Input for this task >>
※ ※ ※

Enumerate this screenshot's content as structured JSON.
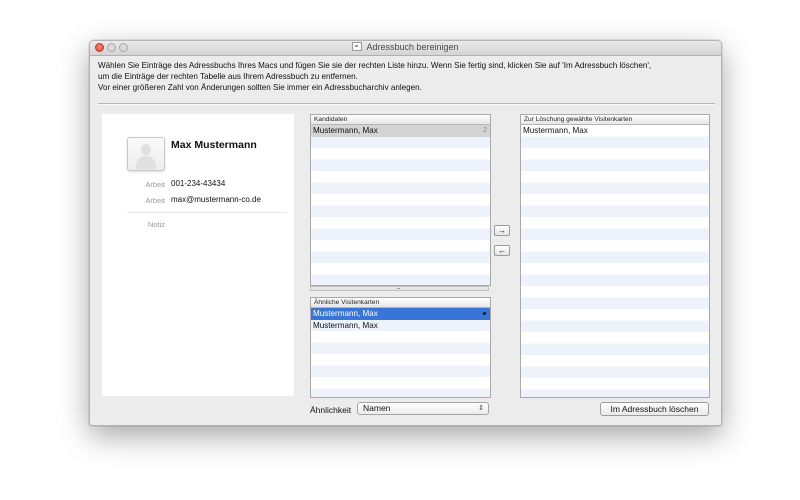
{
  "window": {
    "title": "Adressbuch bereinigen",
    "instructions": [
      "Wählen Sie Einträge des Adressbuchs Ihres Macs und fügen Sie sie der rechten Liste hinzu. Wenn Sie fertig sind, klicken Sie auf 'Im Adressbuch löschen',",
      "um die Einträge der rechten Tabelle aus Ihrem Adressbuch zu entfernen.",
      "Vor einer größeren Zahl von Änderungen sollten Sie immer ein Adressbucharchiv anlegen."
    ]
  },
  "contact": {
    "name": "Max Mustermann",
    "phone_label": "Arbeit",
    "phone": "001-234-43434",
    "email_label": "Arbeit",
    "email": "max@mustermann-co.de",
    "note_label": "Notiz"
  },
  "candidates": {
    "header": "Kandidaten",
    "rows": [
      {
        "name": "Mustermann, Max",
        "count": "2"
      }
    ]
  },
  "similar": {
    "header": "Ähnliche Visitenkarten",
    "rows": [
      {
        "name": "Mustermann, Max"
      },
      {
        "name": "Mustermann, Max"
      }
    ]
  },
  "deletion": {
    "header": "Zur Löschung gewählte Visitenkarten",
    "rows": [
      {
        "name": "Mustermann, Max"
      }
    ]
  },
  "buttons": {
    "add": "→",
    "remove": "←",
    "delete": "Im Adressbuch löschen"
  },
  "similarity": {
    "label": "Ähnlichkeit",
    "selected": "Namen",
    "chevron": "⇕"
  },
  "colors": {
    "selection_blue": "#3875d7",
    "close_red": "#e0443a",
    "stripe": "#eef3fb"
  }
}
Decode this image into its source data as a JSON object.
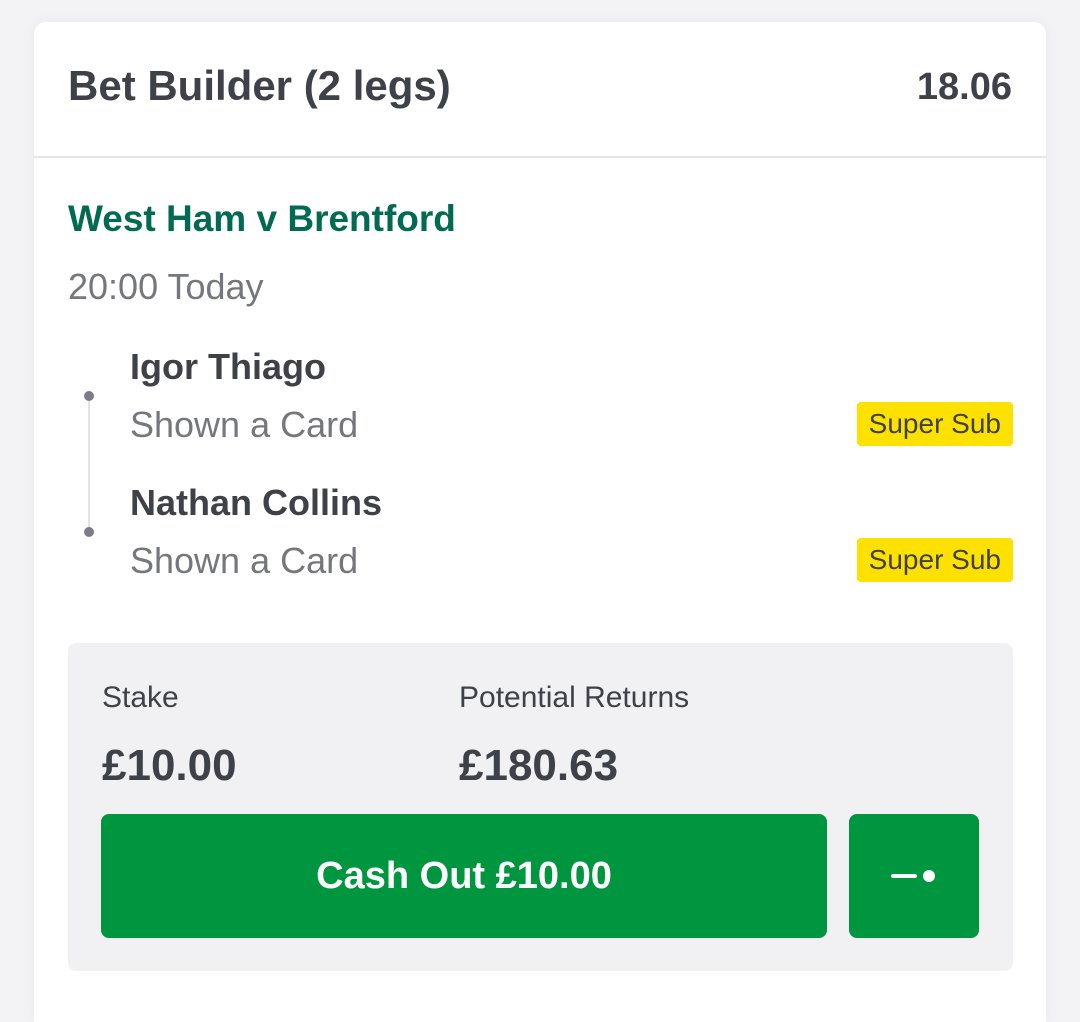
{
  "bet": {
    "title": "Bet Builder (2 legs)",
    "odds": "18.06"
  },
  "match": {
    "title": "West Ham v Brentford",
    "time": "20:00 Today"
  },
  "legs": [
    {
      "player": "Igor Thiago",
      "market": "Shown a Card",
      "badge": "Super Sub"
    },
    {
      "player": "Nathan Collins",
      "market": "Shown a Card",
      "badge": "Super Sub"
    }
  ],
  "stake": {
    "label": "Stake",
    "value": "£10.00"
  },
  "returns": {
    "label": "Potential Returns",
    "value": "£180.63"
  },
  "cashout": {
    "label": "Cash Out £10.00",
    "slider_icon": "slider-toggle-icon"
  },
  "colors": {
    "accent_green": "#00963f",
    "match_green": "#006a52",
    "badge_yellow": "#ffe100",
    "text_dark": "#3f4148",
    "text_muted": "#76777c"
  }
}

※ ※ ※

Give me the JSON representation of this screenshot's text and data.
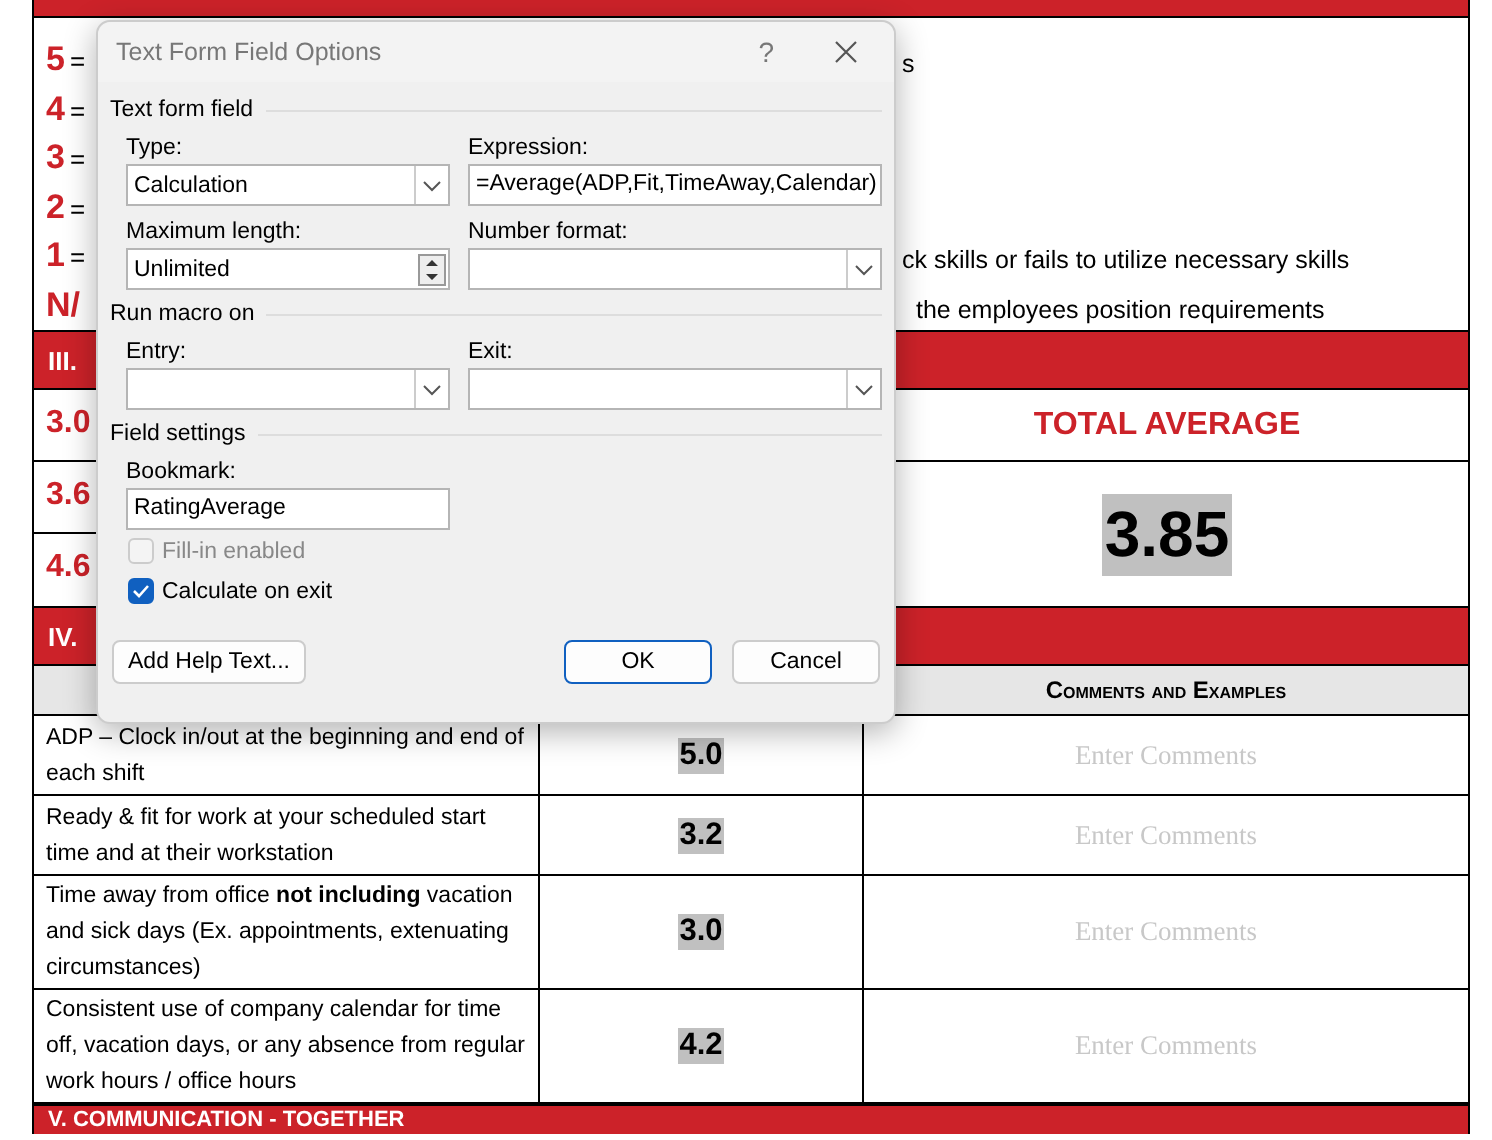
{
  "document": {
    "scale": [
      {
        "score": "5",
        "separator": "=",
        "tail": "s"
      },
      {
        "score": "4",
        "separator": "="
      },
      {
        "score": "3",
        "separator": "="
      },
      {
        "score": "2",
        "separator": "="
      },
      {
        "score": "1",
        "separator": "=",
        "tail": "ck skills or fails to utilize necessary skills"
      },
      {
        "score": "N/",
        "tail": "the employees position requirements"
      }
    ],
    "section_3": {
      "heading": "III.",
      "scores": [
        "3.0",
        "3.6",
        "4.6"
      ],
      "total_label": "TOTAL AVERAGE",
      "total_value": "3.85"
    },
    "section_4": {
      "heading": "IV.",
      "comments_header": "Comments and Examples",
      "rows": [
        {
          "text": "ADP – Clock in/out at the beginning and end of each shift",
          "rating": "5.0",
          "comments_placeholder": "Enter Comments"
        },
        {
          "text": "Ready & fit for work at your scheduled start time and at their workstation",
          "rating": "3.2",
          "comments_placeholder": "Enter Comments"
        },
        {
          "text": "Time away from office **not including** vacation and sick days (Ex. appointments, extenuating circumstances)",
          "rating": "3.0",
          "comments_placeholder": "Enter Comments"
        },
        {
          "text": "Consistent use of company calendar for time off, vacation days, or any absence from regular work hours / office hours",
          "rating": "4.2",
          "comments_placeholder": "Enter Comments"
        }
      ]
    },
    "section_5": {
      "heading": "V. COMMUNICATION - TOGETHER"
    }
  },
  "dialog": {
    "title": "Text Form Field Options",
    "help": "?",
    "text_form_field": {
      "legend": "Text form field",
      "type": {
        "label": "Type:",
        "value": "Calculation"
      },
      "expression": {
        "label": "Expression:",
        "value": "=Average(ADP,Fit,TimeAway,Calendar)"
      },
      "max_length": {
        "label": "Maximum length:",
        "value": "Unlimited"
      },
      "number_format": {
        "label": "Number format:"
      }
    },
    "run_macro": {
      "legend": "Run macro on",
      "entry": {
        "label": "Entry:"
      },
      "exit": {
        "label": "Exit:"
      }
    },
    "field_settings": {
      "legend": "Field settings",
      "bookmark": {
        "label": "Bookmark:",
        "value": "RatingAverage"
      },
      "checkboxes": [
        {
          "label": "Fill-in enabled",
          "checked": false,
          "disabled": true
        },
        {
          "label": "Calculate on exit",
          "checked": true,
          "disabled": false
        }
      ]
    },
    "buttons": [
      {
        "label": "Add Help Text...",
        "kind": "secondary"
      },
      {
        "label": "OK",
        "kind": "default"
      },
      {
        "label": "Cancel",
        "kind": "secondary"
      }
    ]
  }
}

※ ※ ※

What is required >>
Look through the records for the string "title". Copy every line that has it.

Response to the exercise >>
    "title": "Adressbuch bereinigen",
    "title": "Bet Builder (2 legs)",
    "title": "West Ham v Brentford",
    "title": "Text Form Field Options",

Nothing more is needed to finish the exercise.